## Aim of the task
Go through the data below line by line and count those containing the word "Secret". Reply with the count only.
-- -- --
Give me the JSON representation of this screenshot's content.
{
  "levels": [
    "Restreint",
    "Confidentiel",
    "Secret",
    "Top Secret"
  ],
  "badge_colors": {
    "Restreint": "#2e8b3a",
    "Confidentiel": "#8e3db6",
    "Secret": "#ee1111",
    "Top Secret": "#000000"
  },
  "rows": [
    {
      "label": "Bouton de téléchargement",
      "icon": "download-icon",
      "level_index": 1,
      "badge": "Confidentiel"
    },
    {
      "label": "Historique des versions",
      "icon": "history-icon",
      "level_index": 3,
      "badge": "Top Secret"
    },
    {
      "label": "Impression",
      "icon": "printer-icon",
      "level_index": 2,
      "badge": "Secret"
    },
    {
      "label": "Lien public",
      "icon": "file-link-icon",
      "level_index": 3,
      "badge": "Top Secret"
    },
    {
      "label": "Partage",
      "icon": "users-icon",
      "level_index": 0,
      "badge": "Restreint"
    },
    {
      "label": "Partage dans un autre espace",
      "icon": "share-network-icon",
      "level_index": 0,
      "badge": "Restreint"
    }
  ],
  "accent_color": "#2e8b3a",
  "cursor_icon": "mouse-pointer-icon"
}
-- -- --
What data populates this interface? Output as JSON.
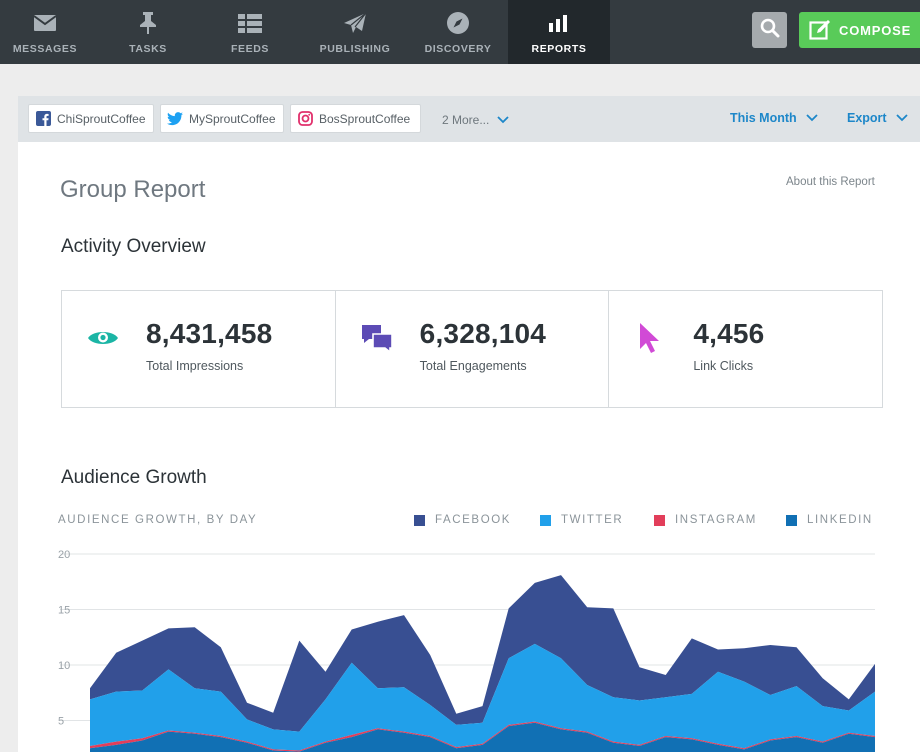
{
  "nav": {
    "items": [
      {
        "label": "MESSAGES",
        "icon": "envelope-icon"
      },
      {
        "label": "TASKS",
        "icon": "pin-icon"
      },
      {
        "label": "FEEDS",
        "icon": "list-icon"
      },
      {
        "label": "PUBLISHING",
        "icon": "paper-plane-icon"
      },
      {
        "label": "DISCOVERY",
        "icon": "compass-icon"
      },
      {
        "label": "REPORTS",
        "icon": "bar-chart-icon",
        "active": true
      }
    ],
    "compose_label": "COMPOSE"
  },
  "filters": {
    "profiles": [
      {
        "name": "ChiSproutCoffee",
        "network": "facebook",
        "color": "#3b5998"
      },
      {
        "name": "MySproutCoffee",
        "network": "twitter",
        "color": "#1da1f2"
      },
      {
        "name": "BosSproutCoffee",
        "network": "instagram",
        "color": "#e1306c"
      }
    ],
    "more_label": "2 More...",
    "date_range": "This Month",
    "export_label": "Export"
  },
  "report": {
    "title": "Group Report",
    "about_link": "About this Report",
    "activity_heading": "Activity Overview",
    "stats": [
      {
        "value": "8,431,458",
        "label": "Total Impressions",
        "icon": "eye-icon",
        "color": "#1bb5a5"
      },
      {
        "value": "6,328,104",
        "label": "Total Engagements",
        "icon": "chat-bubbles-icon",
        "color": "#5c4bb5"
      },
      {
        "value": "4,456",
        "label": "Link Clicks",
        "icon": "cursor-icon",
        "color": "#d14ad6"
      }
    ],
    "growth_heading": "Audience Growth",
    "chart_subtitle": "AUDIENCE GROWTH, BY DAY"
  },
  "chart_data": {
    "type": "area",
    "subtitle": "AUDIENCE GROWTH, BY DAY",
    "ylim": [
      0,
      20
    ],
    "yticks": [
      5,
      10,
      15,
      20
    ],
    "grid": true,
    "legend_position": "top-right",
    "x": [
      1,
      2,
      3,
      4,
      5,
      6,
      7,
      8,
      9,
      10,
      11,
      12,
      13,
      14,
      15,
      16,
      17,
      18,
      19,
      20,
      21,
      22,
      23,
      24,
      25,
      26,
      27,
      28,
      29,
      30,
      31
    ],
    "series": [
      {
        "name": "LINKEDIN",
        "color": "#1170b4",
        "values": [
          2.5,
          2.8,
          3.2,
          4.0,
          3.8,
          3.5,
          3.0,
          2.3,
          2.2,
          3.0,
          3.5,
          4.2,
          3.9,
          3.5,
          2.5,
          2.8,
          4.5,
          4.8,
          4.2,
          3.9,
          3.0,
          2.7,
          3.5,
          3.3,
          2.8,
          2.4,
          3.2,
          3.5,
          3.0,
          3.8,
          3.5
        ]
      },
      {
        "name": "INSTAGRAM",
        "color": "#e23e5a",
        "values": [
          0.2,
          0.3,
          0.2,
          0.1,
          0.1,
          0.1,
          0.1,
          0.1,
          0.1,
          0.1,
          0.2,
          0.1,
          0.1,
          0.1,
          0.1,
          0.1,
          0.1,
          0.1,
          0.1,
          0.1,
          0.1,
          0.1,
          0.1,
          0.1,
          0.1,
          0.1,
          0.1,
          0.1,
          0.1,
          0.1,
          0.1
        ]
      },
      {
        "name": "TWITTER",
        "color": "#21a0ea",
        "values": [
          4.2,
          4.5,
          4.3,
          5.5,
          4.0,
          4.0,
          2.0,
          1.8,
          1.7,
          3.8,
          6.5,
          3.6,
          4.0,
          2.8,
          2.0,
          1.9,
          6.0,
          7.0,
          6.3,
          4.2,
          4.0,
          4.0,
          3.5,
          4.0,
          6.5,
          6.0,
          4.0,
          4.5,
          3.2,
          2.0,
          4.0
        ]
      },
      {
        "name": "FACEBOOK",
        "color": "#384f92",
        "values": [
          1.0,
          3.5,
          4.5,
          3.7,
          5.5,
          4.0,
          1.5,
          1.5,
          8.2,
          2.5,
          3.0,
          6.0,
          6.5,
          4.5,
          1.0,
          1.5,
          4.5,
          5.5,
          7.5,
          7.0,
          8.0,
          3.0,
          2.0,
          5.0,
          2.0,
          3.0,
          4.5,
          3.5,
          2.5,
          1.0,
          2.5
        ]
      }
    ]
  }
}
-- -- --
## Solved exercise
7